  • Wire drawing rig - measures friction during metal wire drawing, comparison of lubricant performance
  • Crossed cylinders wear rig - wear of surfaces, performance of lubricants, comparisons of tool coatings
  • Bend Under Tension Test - simulates sheet bending in sheet metal forming, measurements of friction, comparison of lubricants
  • Glow Discharge Optical Emission Spectroscopy (GDOES) - measures elemental profiles through surfaces, quantitative analysis of coatings and surfaces
  • Nanoindentor - measures nanohardness of surfaces, can accurately place indentor to measure (for example) individual grains
  • Atomic Force Microscopy - measures surface topography


  • Optimising Paint Adhesion To Polymers, FTS Australasia Pty. Ltd. (ARC Linkage project)

    Automotive component manufacturers face increasing pressure to use cheap, lightweight materials such as polymers.

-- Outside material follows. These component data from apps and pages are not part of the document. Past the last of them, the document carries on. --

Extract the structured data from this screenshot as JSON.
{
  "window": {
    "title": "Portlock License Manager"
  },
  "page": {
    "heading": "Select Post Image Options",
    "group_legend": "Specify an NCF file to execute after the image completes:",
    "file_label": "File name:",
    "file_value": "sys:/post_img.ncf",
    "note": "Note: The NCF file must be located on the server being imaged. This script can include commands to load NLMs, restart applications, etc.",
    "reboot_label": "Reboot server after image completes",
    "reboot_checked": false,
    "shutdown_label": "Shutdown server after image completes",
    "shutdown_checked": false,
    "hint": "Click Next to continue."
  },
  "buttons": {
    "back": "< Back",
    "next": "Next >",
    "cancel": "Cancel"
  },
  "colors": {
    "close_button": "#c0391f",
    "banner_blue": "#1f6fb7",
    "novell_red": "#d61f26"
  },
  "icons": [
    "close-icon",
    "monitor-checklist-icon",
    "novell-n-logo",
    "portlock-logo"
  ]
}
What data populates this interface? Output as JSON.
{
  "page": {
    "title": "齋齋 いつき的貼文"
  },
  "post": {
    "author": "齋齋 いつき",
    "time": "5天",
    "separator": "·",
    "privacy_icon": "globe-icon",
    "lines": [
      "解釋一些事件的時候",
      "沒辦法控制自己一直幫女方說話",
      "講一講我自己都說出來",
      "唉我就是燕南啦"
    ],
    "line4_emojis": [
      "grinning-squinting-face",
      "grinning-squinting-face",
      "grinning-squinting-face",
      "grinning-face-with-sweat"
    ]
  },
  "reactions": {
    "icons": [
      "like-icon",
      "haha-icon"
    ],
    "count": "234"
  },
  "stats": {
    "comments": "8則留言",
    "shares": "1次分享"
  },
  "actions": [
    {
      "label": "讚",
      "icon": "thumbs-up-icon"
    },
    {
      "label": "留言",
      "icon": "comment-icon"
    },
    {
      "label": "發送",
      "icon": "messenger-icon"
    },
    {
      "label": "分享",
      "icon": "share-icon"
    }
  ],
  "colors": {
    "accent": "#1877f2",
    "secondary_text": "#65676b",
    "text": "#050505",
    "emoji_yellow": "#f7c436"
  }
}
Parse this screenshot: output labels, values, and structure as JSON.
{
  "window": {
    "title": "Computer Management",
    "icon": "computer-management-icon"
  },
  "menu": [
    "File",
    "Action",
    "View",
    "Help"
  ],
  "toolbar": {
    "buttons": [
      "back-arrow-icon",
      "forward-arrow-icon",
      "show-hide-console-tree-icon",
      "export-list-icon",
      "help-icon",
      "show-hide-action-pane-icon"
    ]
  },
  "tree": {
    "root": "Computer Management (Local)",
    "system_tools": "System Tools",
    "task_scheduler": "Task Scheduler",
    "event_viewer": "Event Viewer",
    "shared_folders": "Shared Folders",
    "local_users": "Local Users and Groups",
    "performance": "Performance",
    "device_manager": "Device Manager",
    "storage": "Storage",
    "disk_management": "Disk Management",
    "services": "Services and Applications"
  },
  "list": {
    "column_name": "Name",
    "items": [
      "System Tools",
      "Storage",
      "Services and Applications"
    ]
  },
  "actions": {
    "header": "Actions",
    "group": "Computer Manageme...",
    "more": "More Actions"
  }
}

Adhesion of paint to polymers is crucial to the performance of automotive parts, however raw polymer surfaces are difficult to paint. Using state-of-the-art facilities, this project explores the science underlying a new surface treatment process that shows great potential for improving paint adhesion to polymers. This project will lead to an understanding of how this process modifies surface chemistry and how that impacts on the quality of the polymer/paint interface. This new knowledge will assist manufacturers to implement the process more efficiently for a range of materials.

  • New Lubricants for Sheet Metal Forming, BP (ARC Linkage project)

    There is increasing pressure on manufacturers, including the sheet metal forming industry, to use less toxic lubricants with a number of common additives being banned or being phased out internationally. In the case of automotive manufacturers, this is combined with demand for alternative sheet materials to reduce costs or cater for export markets. Efficient development of new lubricants or replacement additives requires a comprehensive understanding of the interactions between lubricant components and the surface of the sheet metal. This project will explore and model these interactions and how they are affected by the variables in a metal forming process.

  • HARD Technologies project

Deakin University acknowledges the traditional land owners of present campus sites.

27th January 2012